[App and web page records]
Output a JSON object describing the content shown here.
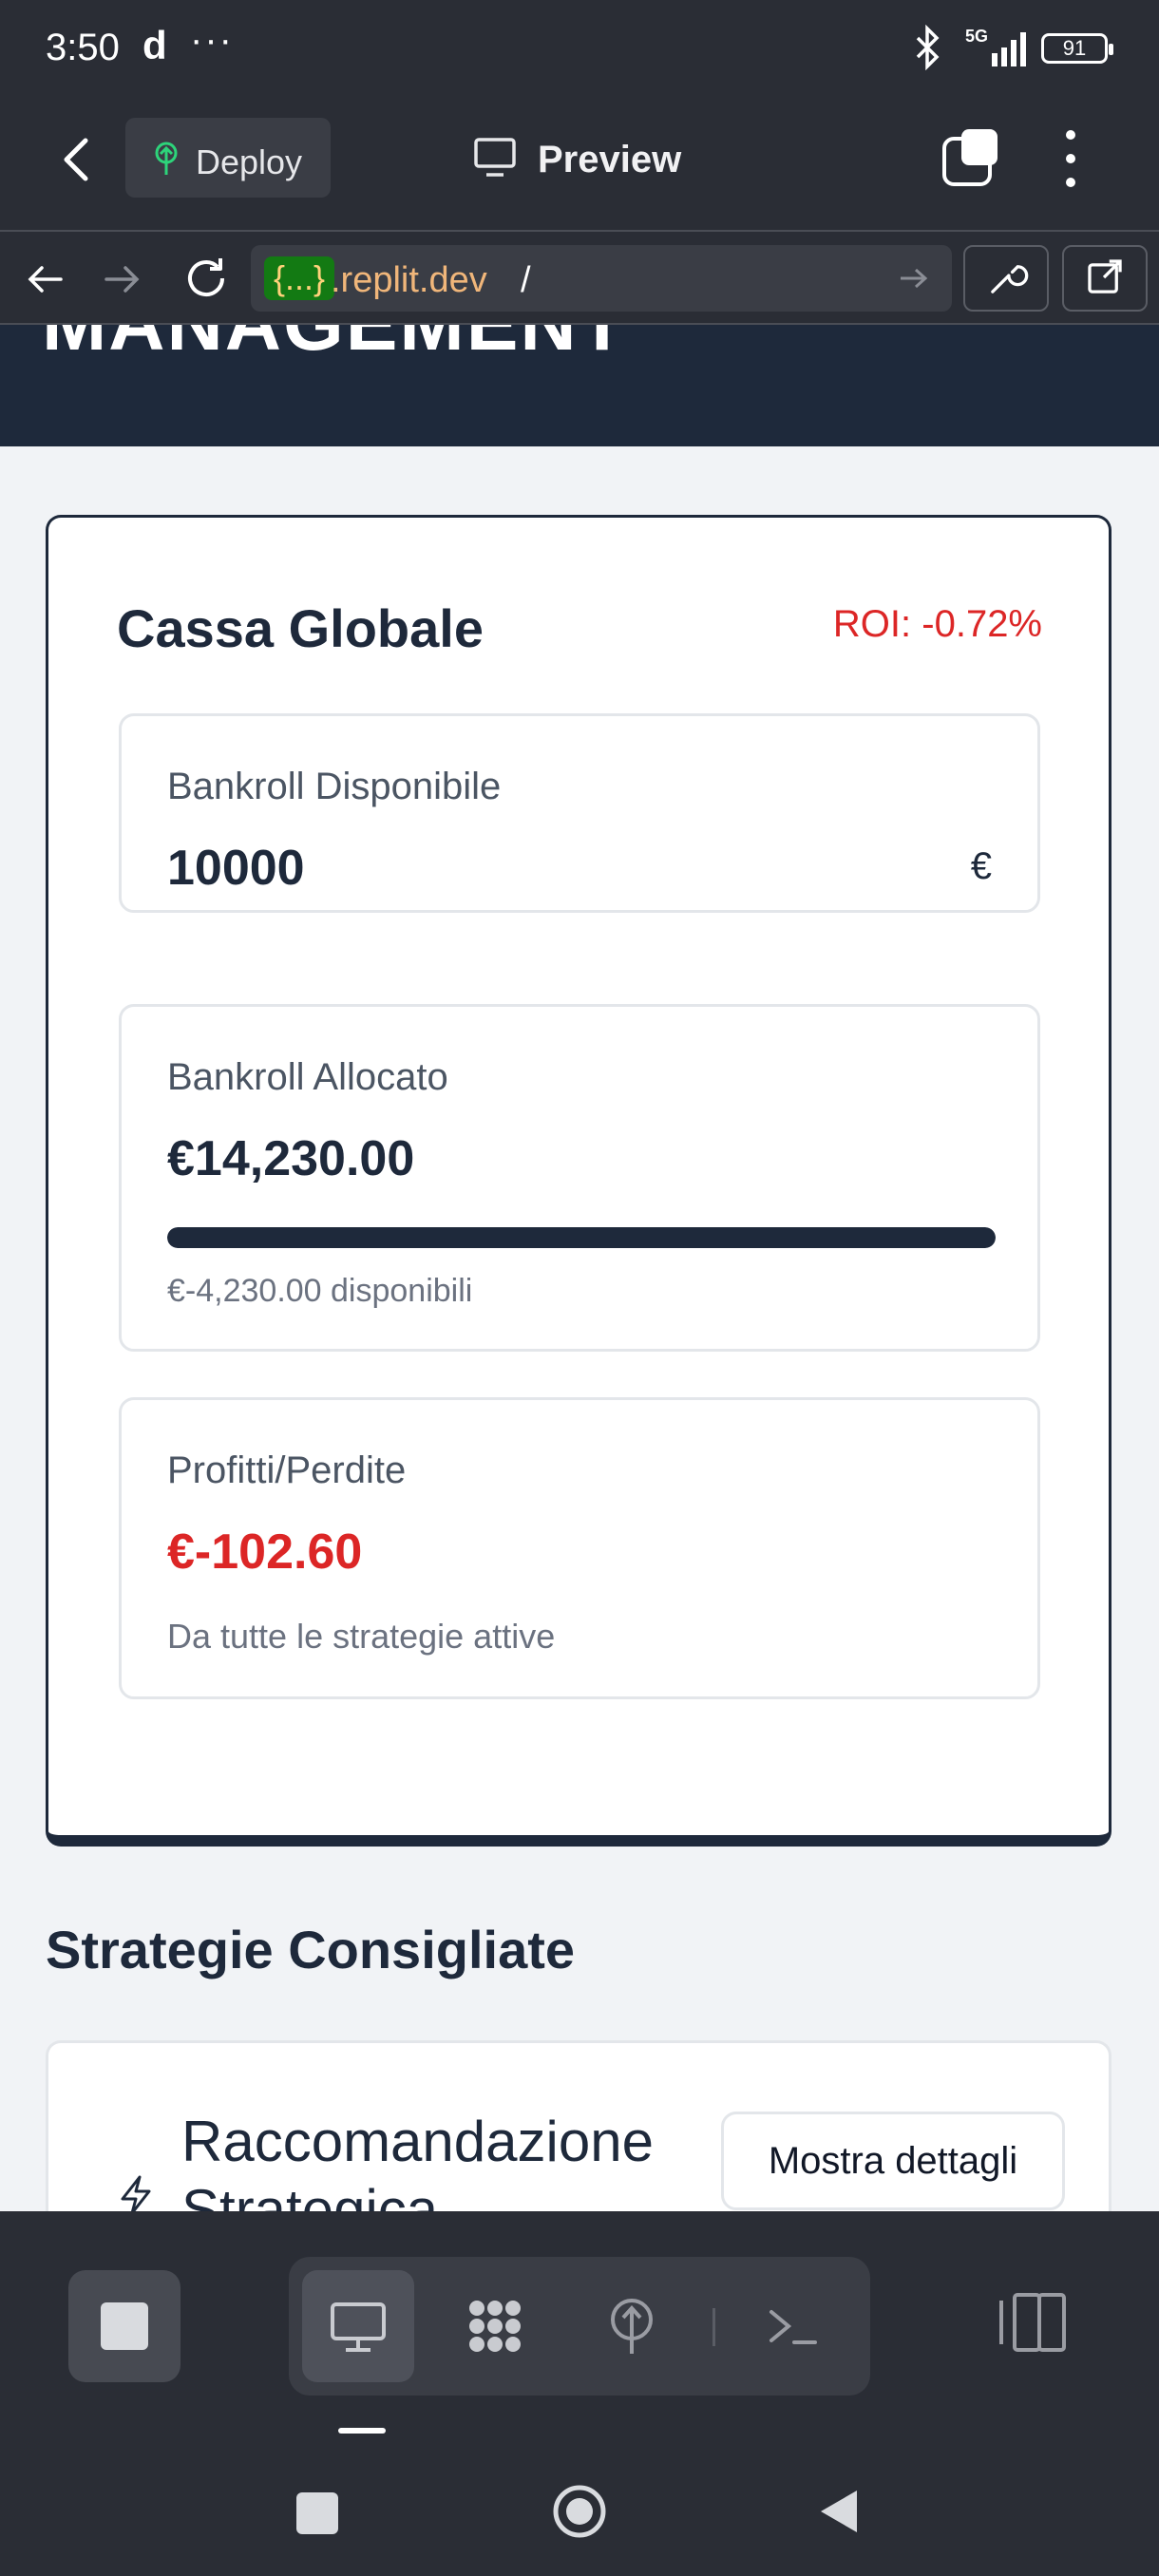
{
  "status_bar": {
    "time": "3:50",
    "app_indicator": "d",
    "more": "···",
    "network": "5G",
    "battery": "91"
  },
  "app_header": {
    "deploy_label": "Deploy",
    "preview_label": "Preview"
  },
  "browser": {
    "url_badge": "{...}",
    "url_domain": ".replit.dev",
    "url_path": "/"
  },
  "page": {
    "header_title": "MANAGEMENT",
    "cassa": {
      "title": "Cassa Globale",
      "roi": "ROI: -0.72%",
      "bankroll_disponibile": {
        "label": "Bankroll Disponibile",
        "value": "10000",
        "currency": "€"
      },
      "bankroll_allocato": {
        "label": "Bankroll Allocato",
        "value": "€14,230.00",
        "progress_fraction": 1.0,
        "note": "€-4,230.00 disponibili"
      },
      "profitti": {
        "label": "Profitti/Perdite",
        "value": "€-102.60",
        "note": "Da tutte le strategie attive"
      }
    },
    "strategie": {
      "title": "Strategie Consigliate",
      "rec_title": "Raccomandazione Strategica",
      "details_button": "Mostra dettagli"
    }
  },
  "colors": {
    "dark_navy": "#1e293b",
    "negative_red": "#dc2626",
    "chrome_dark": "#2a2d35",
    "url_badge_green": "#137a13",
    "url_domain_orange": "#f0b67a"
  },
  "icons": {
    "dock": [
      "stop-icon",
      "monitor-icon",
      "grid-icon",
      "globe-tree-icon",
      "terminal-icon",
      "panel-icon"
    ]
  }
}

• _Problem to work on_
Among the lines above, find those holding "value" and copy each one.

• _Output for this task_
        "value": "10000",
        "value": "€14,230.00",
        "value": "€-102.60",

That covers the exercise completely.